ANSA reported that Guerrero had sent a letter to the heads of dicasteries saying the assessment of job performance is taking place in light of curial reform and “the need to make the most of deserving resources, to provide new opportunities and to promote technical and professional training.”
With the release of the 2020 balance, Guerrero told Vatican News that the economic secretariat wants “to ensure economic sustainability, while also maintaining the pope’s correct decision not to fire anyone.”
He added that “to generate greater motivation in the staff, it would be useful to make a plan with a long-term vision and to have a work policy with professional development programs and formation, and particular attention to formation in the mission that is carried out in the Holy See. This would also save money in the long run.”

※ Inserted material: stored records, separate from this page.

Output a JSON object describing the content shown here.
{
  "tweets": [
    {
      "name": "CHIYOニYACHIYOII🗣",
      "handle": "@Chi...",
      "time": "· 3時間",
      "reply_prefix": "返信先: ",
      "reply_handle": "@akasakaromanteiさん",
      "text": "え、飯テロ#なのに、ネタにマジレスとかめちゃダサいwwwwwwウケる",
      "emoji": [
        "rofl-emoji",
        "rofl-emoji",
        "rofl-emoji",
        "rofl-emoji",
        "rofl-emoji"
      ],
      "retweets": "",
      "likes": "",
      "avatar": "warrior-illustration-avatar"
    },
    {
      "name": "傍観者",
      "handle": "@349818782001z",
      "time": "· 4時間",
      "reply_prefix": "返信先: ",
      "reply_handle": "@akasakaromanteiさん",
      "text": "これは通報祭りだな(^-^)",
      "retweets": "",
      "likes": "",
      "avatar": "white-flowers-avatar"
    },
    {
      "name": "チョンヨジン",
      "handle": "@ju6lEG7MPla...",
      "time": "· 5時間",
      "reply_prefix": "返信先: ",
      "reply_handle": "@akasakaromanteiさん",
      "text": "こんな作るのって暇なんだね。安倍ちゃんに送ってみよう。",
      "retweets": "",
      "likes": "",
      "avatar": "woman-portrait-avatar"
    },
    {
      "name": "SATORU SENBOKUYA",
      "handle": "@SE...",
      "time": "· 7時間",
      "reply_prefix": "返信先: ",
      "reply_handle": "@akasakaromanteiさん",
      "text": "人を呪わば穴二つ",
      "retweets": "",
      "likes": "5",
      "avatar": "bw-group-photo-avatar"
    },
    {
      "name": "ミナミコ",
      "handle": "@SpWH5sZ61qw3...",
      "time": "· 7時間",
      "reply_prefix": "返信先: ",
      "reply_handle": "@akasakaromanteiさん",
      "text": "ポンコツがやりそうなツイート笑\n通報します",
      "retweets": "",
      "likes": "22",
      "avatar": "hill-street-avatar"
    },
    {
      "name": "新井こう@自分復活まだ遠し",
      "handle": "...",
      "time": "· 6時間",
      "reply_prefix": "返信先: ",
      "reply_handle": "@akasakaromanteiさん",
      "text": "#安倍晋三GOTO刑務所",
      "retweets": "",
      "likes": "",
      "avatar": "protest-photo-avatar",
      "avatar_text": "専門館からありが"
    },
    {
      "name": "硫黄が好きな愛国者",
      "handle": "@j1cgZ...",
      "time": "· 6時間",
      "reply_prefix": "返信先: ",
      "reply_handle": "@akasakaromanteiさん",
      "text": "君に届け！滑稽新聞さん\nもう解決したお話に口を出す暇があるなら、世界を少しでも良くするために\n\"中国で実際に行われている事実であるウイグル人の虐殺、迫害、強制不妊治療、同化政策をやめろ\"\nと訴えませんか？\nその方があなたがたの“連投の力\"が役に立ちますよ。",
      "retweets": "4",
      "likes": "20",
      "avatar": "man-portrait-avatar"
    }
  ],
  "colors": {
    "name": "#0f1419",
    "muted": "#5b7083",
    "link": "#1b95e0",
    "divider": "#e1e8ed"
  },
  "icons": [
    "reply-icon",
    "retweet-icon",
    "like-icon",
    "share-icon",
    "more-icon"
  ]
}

Hannah Brockhaus is Catholic News Agency's senior Rome correspondent. She grew up in Omaha, Nebraska, and has a degree in English from Truman State University in Missouri.